VBA within Publisher

Part 2

This part of the tutorial addresses the creation and use of variables.

Variables, Data Types, and the "Dim" Statement

Variables are placeholders for data. They can store data directly (for example, a variable can store values such as 123, Bob, and 2006-08-26 20:21), or they can store references to other data (such as a particular shape on a page, or a particular page within a publication).

All variables should be declared using the "Dim" statement before they are used.  By default, VBA will automatically create any variable when its name is specified for the first time, but that can be dangerous. If a variable name is mistyped, then a new variable of that name will be created, and that can cause a program to behave oddly. This behaviour can be turned off by inserting the "Option Explicit" option at the very top of a module.

The Dim statement has the following structure:

Dim <Variable Name 1> [As <Data Type 1>][, <Variable Name 2> [As <Data Type 2>]]

Restrictions on variable names are the same as those on subroutine names (see Part 1). If the "As" keyword is omitted, then the variable is declared as a Variant (which can hold any type of data, value or reference). This can be bad, as it will not give you the drop-downs containing lists of possible keywords, and will not warn you if you try and use the wrong type of data in the wrong place. If you want to force yourself to use data types, then use the "Option Strict" option at the top of the module.

Publisher-specific types (which can be found in the Object Browser, which is accessible by pressing the F2 key in the VBE) include:

The two types of data type mentioned above have specific names. Value types hold data, whilst Reference types hold only references to data. Most of the most important Publisher-specific data types are reference types, but value types are important for more general programming. Whilst there is not much difference between these when programming, it is important to bear in mind whether you are working with data that is abstract or that is tied to the publication when you are writing code.

Sidenote: Generalised function definitions

Notice above I wrote the general syntax of the Dim statement as

Dim <Variable Name 1> [As <Data Type 1>][, <Variable Name 2> [As <Data Type 2>]]

Terms in angle brackets are instructions to replace the term with your own, omitting the angle brackets. Terms in square brackets are optional; the square brackets themselves should always be omitted, regardless of whether the terms inside them are or not. So valid examples of the Dim statement (ignoring the requirement for valid data types for now) could be:

Dim Foo
Dim Foo As Bar
Dim Felix As Cat, Rover As Dog

Sidenote 2: Foo and Bar

Foo and Bar are abstract keywords ("metasyntactic variables") often used when demonstrating programming principles when it doesn't matter what the variable is called. More information can be found here and here.

Assigning Data to Variables

Back in the good old days of computer programming, when mice were furry and windows let light in, there was a "Let" keyword that was used to assign data to variables. Then Microsoft came along and decided that it was a pointless keyword, and it was much more sensible to omit it. This leaves the format for assigning data to value types as

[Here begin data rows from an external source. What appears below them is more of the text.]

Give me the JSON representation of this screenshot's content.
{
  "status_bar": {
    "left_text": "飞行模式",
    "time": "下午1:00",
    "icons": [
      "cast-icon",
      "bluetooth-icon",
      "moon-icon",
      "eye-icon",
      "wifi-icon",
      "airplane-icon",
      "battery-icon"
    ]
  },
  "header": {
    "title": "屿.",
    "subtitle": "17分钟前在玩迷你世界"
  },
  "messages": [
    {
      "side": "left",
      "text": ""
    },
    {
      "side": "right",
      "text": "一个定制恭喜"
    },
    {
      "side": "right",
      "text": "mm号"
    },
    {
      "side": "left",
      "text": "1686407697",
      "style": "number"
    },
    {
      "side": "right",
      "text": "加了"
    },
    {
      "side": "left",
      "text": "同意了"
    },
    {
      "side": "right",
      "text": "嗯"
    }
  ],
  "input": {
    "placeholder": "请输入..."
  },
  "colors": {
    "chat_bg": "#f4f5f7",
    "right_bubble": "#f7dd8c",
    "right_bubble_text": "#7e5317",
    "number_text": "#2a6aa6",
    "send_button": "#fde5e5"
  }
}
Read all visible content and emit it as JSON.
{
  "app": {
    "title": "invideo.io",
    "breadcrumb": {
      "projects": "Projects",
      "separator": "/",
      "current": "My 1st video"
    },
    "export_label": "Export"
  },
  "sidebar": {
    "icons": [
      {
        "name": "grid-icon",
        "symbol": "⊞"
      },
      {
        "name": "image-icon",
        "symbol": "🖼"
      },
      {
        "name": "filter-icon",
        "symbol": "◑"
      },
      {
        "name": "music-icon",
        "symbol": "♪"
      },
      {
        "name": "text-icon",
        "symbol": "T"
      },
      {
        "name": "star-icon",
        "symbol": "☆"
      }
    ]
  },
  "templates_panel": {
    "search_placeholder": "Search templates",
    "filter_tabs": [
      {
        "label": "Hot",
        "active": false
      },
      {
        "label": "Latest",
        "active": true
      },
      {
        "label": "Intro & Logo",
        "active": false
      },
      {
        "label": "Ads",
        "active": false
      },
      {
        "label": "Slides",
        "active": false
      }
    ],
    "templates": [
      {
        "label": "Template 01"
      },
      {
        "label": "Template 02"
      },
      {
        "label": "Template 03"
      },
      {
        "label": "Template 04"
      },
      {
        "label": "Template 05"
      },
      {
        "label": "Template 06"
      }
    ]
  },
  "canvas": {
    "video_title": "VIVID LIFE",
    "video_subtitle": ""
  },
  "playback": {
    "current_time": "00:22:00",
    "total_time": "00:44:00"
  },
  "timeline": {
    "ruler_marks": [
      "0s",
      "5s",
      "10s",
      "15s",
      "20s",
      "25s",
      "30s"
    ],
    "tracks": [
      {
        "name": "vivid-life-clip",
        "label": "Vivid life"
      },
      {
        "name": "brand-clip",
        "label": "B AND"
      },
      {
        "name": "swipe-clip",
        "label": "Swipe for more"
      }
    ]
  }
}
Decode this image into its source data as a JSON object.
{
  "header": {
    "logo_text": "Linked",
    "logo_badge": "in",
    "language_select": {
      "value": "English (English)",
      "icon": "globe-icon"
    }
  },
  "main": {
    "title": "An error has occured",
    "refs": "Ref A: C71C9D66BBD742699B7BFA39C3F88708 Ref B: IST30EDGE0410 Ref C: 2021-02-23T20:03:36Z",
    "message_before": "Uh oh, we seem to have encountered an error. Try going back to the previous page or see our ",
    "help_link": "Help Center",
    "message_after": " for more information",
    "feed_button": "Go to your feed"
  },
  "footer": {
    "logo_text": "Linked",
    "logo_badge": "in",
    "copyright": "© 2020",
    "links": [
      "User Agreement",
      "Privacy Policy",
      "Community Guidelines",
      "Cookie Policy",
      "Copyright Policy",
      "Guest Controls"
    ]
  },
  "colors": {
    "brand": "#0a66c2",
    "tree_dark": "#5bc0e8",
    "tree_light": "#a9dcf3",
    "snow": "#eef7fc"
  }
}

<Variable> = <Value>

<Variable> is the variable to which data is to be assigned.

<Value> is the new value for the variable. It can be taken from another variable, a property of an object, or assigned directly.

Examples include:

Foo = Bar   'Foo and Bar must have the same data type, or a conversion route - e.g. Foo a String and Bar an Integer
Foo = "Bar" 'Foo must be a String or a Variant
Foo = 123   'Foo must be a numeric type, String or Variant
Foo = ThisDocument.Pages(1).Shapes(3).TextFrame.TextRange.Text 'Foo must be a String or a Variant

The first example assigns the value of the variable Bar to the variable Foo. The second assigns the text "Bar" to the variable Foo. (This illustrates why strings must be enclosed within double quotes.) The third assigns the value 123 to the variable Foo, and the fourth assigns the text of the text box that is the third shape on page 1 of the current document to the variable Foo.

Now, a related statement that applies to reference types is Set. This works in exactly the same way as Let used to, but it creates a reference, rather than assigning a value. The syntax is:

Set <Variable> = [New] <Object>

This statement would set the variable Foo to be a reference to the first page of the document. If you wanted instead to create a new object to work with, you would use the New keyword. This is not done so often in Publisher VBA.

On to Part 3...